Two-hour recovery goal
Performance evaluation begins when the storm ends. Districts are graded based on how quickly they get the highway back up to the expected road speed.
“When we began discussing the idea, we started with the motoring public,” says transportation engineer John MacAdam. “And what do drivers care about? They care about roadway speed.”
Last year, if recovery time was less than three hours, the goal was met and the district received a 100% rating. If it took longer than six hours, the district failed and received a 0%. Recovery times of three to six hours received pro-rated grades.
The system was enhanced to generate monthly performance reports. Event grades for the month are averaged to determine a district’s overall grade. This year, ODOT raised the bar and established two hours as the maximum allowable recovery time. Now a district either passes or fails. “It’s purely data-based,” says MacAdam.
The new system has paid off for the public and the department.

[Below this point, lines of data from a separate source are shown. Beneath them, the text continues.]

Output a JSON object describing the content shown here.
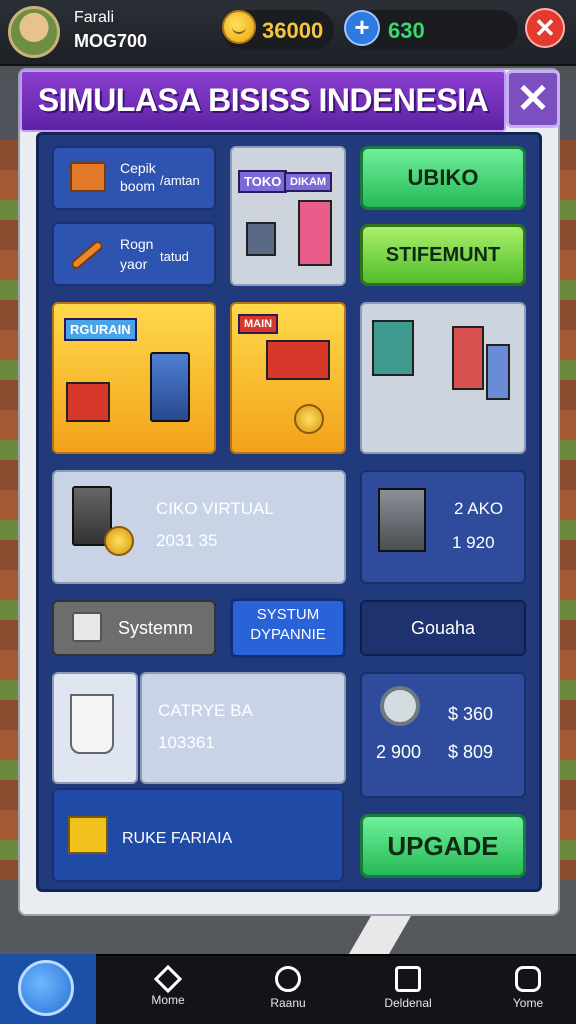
{
  "hud": {
    "player_name": "Farali",
    "player_id": "MOG700",
    "coins": "36000",
    "gems": "630",
    "add_icon": "+",
    "close_icon": "✕"
  },
  "panel": {
    "title": "SIMULASA BISISS INDENESIA",
    "close_icon": "✕"
  },
  "cards": {
    "card1_line1": "Cepik",
    "card1_line2": "boom",
    "card1_line3": "/amtan",
    "card2_line1": "Rogn",
    "card2_line2": "yaor",
    "card2_line3": "tatud",
    "toko_sign": "TOKO",
    "toko_sign2": "DIKAM",
    "btn_ubiko": "UBIKO",
    "btn_stifemunt": "STIFEMUNT",
    "yellow1_sign": "RGURAIN",
    "yellow2_sign": "MAIN",
    "ciko_title": "CIKO VIRTUAL",
    "ciko_value": "2031 35",
    "ako_title": "2 AKO",
    "ako_value": "1 920",
    "system_label": "Systemm",
    "system_dynamic_line1": "SYSTUM",
    "system_dynamic_line2": "DYPANNIE",
    "gouaha": "Gouaha",
    "catrye_title": "CATRYE BA",
    "catrye_value": "103361",
    "price1": "$ 360",
    "stat_left": "2 900",
    "price2": "$ 809",
    "rukefariaia": "RUKE FARIAIA",
    "btn_upgrade": "UPGADE"
  },
  "nav": {
    "items": [
      {
        "label": "Mome",
        "icon": "home-icon"
      },
      {
        "label": "Raanu",
        "icon": "circle-icon"
      },
      {
        "label": "Deldenal",
        "icon": "square-icon"
      },
      {
        "label": "Yome",
        "icon": "hexagon-icon"
      }
    ]
  },
  "colors": {
    "title_bar": "#6a2cb8",
    "inner_panel": "#213a7c",
    "accent_green": "#2fc95e",
    "coin": "#f5c53a",
    "gem": "#39d96a",
    "danger": "#e23a2f"
  }
}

In 2013, Ohio was the only state DOT to receive an American Public Works Association Excellence in Snow and Ice Control Award. Deputy Operations Director Sonja Simpson was named Professional Manager of the Year for Administrative Management.
“The public is less tolerant of failure in snow and ice control than in any other highway function,” says Director Jerry Wray, the longest serving director in ODOT’s 110-year history. As he worked with his executive staff to develop performance standards, it was universally agreed that operational effectiveness in the war on snow and ice would be among them.

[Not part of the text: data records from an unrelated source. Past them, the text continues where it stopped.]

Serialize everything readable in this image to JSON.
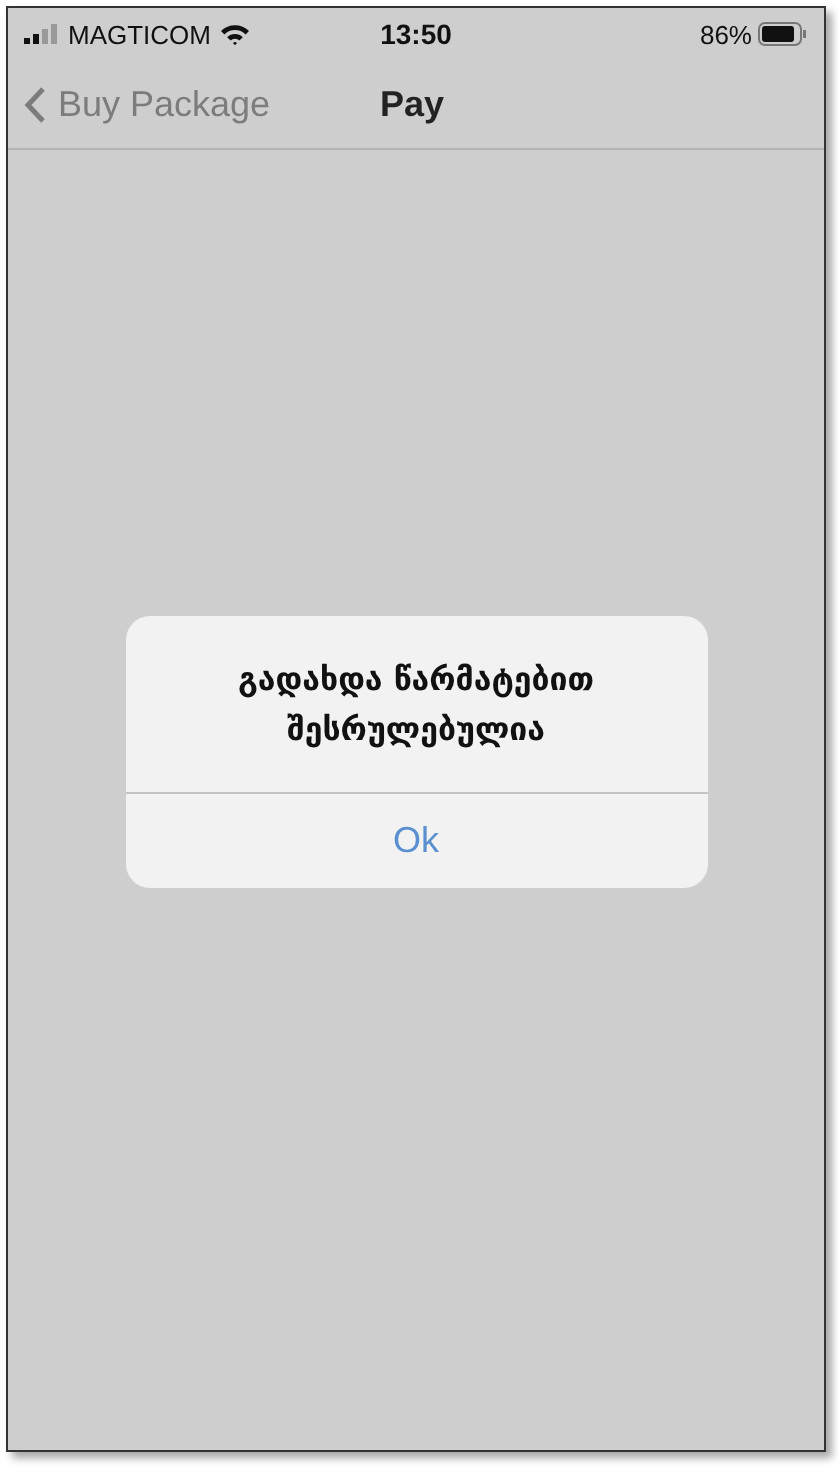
{
  "status_bar": {
    "carrier": "MAGTICOM",
    "time": "13:50",
    "battery": "86%"
  },
  "nav_bar": {
    "back_label": "Buy Package",
    "title": "Pay"
  },
  "alert": {
    "message": "გადახდა წარმატებით შესრულებულია",
    "buttons": [
      "Ok"
    ]
  }
}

“A snowstorm affects the entire community and often the entire state,” says Wray. “If not handled capably, it upsets the daily routines of individuals, adversely affects business, and endangers public safety and public servants. One of our guiding principles is that we will be the standard of excellence for winter maintenance.”

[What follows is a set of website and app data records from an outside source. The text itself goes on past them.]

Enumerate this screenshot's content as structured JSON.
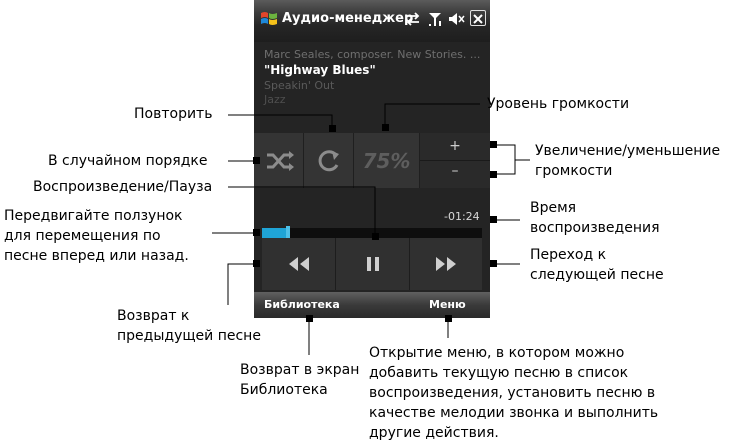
{
  "app": {
    "title": "Аудио-менеджер"
  },
  "now_playing": {
    "artist": "Marc Seales, composer. New Stories. ...",
    "title": "\"Highway Blues\"",
    "album": "Speakin' Out",
    "genre": "Jazz"
  },
  "controls": {
    "shuffle": "shuffle-icon",
    "repeat": "repeat-icon",
    "volume_level": "75%",
    "volume_up": "+",
    "volume_down": "–"
  },
  "playback": {
    "time_remaining": "-01:24",
    "progress": 0.12
  },
  "transport": {
    "previous": "rewind-icon",
    "play_pause": "pause-icon",
    "next": "fast-forward-icon"
  },
  "softkeys": {
    "left": "Библиотека",
    "right": "Меню"
  },
  "callouts": {
    "repeat": "Повторить",
    "volume_level": "Уровень громкости",
    "shuffle": "В случайном порядке",
    "volume_change": [
      "Увеличение/уменьшение",
      "громкости"
    ],
    "play_pause": "Воспроизведение/Пауза",
    "seek": [
      "Передвигайте ползунок",
      "для перемещения по",
      "песне вперед или назад."
    ],
    "playback_time": [
      "Время",
      "воспроизведения"
    ],
    "next_song": [
      "Переход к",
      "следующей песне"
    ],
    "prev_song": [
      "Возврат к",
      "предыдущей песне"
    ],
    "library": [
      "Возврат в экран",
      "Библиотека"
    ],
    "menu": [
      "Открытие меню, в котором можно",
      "добавить текущую песню в список",
      "воспроизведения, установить песню в",
      "качестве мелодии звонка и выполнить",
      "другие действия."
    ]
  },
  "colors": {
    "accent": "#1fa4d6",
    "screen_bg": "#242424",
    "label_text": "#000000"
  }
}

Pieter Wykoff is public affairs officer for the Ohio DOT. E-mail email@example.com; telephone 614-728-8698.